Download MS Word .doc [29 kb] fe-389-13-Why-Penis
“I haven’t seen anything like this before.”
— Bernard Picton, Curator of Marine Invertebrates, National Museum of Northern Ireland
Could the surreal imagination of even Karel Capek in his most bitingly satirical novel, War With The Newts, ever have conceived of a game-changer the likes of chromodoris reticulata, a red and white sea slug that can actually shed its own penis after mating and then replenish said appendage the very next day.
This disappearing penis trick is not the angst-ridden male nightmare erected by King Missile in their 1992 single, “Detachable Penis,” or the liberating sexual fantasy of temporary phallic disposability as a matter of choice which also pops up in that same song. Rather, it is a verifiable fact of nature recently discovered by Japanese researchers.
The astounding results of their study were published in the Royal Society’s Biology Letters journal in February 2013.
The unassuming thumb-sized shell-less mollusk in question, which inhabits the same warm waters of South East Asia as those in which Capek’s fictionalized newts were first discovered, has single-handedly turned “civilized” notions of phallocentric sexuality inside out. Practicing a sex life that is quite unnerving to the border cops of sexual repression, it seems that this shape-shifting creature is a “simultaneous hermaphrodite” or, in plain language, it has male and female sexual organs which it can use at the same time when mating.
So much for antiquated notions like penis envy! This versatile switch-hitting sea slug, with its exuberant double-barreled sexuality, might just be the most highly evolved creature in the animal world. During copulation, since both of the randy slugs involved can freely give and receive sperm, there can be two distinct parallel penises and vaginas at play in any mating situation.
After copulation, each sea slug simply drops, ejects or snaps off its thread-like organ as the grand finale. Ouch, you might say! While geckos are willing to part with their tails, few animals would be willing to part with their penises.
No problem though, since each slug has two internally-coiled backup penises, each of which it can use about twenty-four hours after a sexual liaison. Then, to top it off, once all three penises have been spent, the creature is capable of eventually growing new ones.
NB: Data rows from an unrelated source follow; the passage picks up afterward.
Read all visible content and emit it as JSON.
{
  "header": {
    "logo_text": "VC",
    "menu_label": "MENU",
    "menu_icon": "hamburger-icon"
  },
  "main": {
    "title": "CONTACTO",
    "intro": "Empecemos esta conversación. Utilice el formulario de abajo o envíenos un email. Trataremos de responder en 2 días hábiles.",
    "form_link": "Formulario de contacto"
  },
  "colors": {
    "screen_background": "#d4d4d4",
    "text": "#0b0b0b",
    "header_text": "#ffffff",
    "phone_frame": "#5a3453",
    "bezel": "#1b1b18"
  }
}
At one level, such a unique sexuality is all about the none-too-liberating goal of continuously breeding more slugs. Yet, at another, the creature’s transcendence of normative gender categories upsets the Adam and Eve applecart and questions the dualistic assumptions of Noah’s Ark. At this latter level, its sluggish defiance of conventional male/female biology is positively blasphemous.
Maybe, as Canadian journalist Tabatha Southey has wittily opined, the discovery of the sex life of chromodorous reticulata is even the real reason for Pope Benedict XVI’s unprecedented resignation.
If he believes, as did his papal predecessor, John Paul II, that animals have souls, then what’s a pontiff to do? Southey writes:
“Consider the moral issues a detachable penis raises: If one of God’s creatures uses a different penis every time he has sex, is he a virgin each time? Would any sea slug drawn into the service of the Lord have to stop being a priest for the 24 hours she didn’t have a penis?
“All of this would be enough to throw any pontiff into spiritual crisis, but, what’s more, the sea slug penis in question appears to be covered with tiny spines that scrape out any competing sperm inside the vagina-like organ of his/her partner as he himself attempts fertilization.
“What Pope wouldn’t feel overwhelmed?”
Perhaps then it is only appropriate to end this inspiringly unsettling story by hereby formally nominating the humble sea slug for surrealist “anti-sainthood.” And, fortunately for these lively creatures, Luciferian logic does not require the nominee to be dead as Catholic church dogma does for sainthood.
As an anti-authoritarian bearer of light, chromodoris reticulata illuminates our wildest dreams like an impossible anarchic silhouette shining brightly against the dark landscape of religious fundamentalism.
Ron Sakolsky is the editor of the Oystercatcher zine which is now in its tenth year. oystercatcher – AT – uniserve.com